University of Oregon and Portland State University needed five votes from the eight voting members of the Higher Education Coordinating Commission to get their tuition increases through Thursday. They only got four.
Both UO and PSU developed their budgets over a period of months and leaders are now scratching their heads about how to deal with what UO initially called a “tremendous setback.”
In a letter to the campus community, UO President Michael Schill said the HECC vote was “disappointing and creates uncertainty on our campus.” Schill said it could threaten his efforts to “shield the academic part of our university” from budget cuts.
“If [HECC’s decision] stands, we will be forced to make even deeper cuts at the UO than are already anticipated, including cuts that will likely affect student support services, academic programs, and jobs,” Schill wrote, a day after the HECC rejected a proposed 11.5 percent tuition increase.
Schill said he would like HECC to reconsider its position, but added the university needs to consider “additional budget reduction steps” if additional money never materializes.
Schill said without the additional tuition revenue, the university would have to cut more than the $6 million it planned to trim already.
Portland State University released a brief statement Thursday before HECC had even finished its meeting.
“[Thurday’s] vote by the Higher Education Coordinating Commission will mean deeper cuts this fall at Portland State that will impact our students,” wrote Ken Ma, PSU’s director of media and public relations. “There are no good options here, and we are asking the HECC to reconsider [Thursday’s] vote.”
PSU estimated the rejection of its proposed 8.4 percent tuition increase means a $20 million budget hole just got deeper by $5 million.
Portland State University and the University of Oregon had tuition increases rejected by the state’s Higher Education Coordinating Commission.
HECC commissioners were critical of the large universities, suggesting they had not done enough outreach to affected groups, like students.
One commissioner also suggested that by rejecting tuition hikes it would send a message to state lawmakers that more funding is needed for public universities.
Lawmakers are wrestling with an estimated $1.6 billion budget gap of their own, with negotiations focusing on a combination of possible tax increases and cost-cutting measures.
Budget proposals from Gov. Kate Brown and legislative leaders have funded higher education at roughly the same level as two years ago.
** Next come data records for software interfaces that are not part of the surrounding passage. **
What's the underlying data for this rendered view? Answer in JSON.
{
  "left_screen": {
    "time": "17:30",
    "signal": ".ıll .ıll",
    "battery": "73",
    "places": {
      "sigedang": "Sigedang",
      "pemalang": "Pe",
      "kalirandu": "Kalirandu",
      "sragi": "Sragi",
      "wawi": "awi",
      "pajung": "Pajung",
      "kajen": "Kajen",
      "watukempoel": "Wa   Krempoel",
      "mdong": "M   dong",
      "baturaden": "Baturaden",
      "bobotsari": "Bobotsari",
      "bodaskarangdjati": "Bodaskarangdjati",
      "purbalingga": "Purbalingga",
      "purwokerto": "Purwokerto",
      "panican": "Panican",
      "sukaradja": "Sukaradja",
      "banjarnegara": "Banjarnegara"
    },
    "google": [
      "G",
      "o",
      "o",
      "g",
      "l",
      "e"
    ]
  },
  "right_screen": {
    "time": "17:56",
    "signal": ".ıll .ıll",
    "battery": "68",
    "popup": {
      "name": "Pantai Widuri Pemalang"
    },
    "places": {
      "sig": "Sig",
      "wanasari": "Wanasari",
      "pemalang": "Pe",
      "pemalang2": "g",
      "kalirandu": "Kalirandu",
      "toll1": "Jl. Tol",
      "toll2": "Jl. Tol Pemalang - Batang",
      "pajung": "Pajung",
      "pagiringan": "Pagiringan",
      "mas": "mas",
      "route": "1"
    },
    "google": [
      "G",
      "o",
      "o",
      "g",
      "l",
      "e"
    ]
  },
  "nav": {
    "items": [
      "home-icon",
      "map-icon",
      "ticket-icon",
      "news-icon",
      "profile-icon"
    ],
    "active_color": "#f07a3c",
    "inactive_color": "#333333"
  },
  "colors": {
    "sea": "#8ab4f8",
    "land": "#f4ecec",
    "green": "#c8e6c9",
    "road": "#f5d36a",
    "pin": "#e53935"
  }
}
With public university costs rising, like other state services, the flat funding is essentially an across-the-board budget cut for Oregon’s seven public universities.
The HECC votes against raising tuition were welcomed by student groups that rallied this spring against the hikes. They had complained state lawmakers and university trustees were balancing budgets on the backs of students struggling with rising debt levels.
Student protesters briefly interrupted Thursday’s meeting shouting “HECC No!” and calling for rejection of tuition hikes reaching double digits.
Commissioners voted to approve increases at three smaller universities: Oregon Institute of Technology, Southern Oregon University and Western Oregon University.
In a statement released Thursday night after the meeting, HECC executive director Ben Cannon signaled an expectation the big public universities would come back to the commission to make their arguments again.
“We look forward to hearing how UO and PSU intend to either adjust their tuition proposals or present additional information to the HECC that could result in reconsideration,” Cannon said in a statement.
The required sign-off from the commission is part of several big changes to Oregon’s higher education system in recent years.
A few years ago, legislators required HECC to sign off on tuition increases of more than 5 percent. Brown pushed against any rubber-stamping of tuition hikes last month, by laying out five criteria universities had to meet to receive tuition increases:
“Clear and significant evidence” the universities looked at alternatives to tuition increases over 5 percent “Clear and significant evidence” that low-income and minority students would be better served by the proposed increases A plan for “managing costs” A summary of how students, faculty and staff were consulted A report on how a possible increase in state funding would affect tuition.
The Thursday evening statement from the HECC offered two alternatives for UO and PSU, but they’re not necessarily easier paths.
The universities could avoid returning to the HECC if they can rewrite their budgets with tuition increases that are less than 5 percent. Oregon State and Eastern Oregon universities avoided the high-stakes votes Thursday by limiting their tuition hikes.
Or HECC officials suggest university leaders could “receive approval from the Legislative Assembly” for the larger tuition increases. But that might not win university leaders any friends among HECC members and college students. They would likely prefer college leaders keep their focus in legislative discussions on state funding for higher education, rather than on lobbying for tuition increases.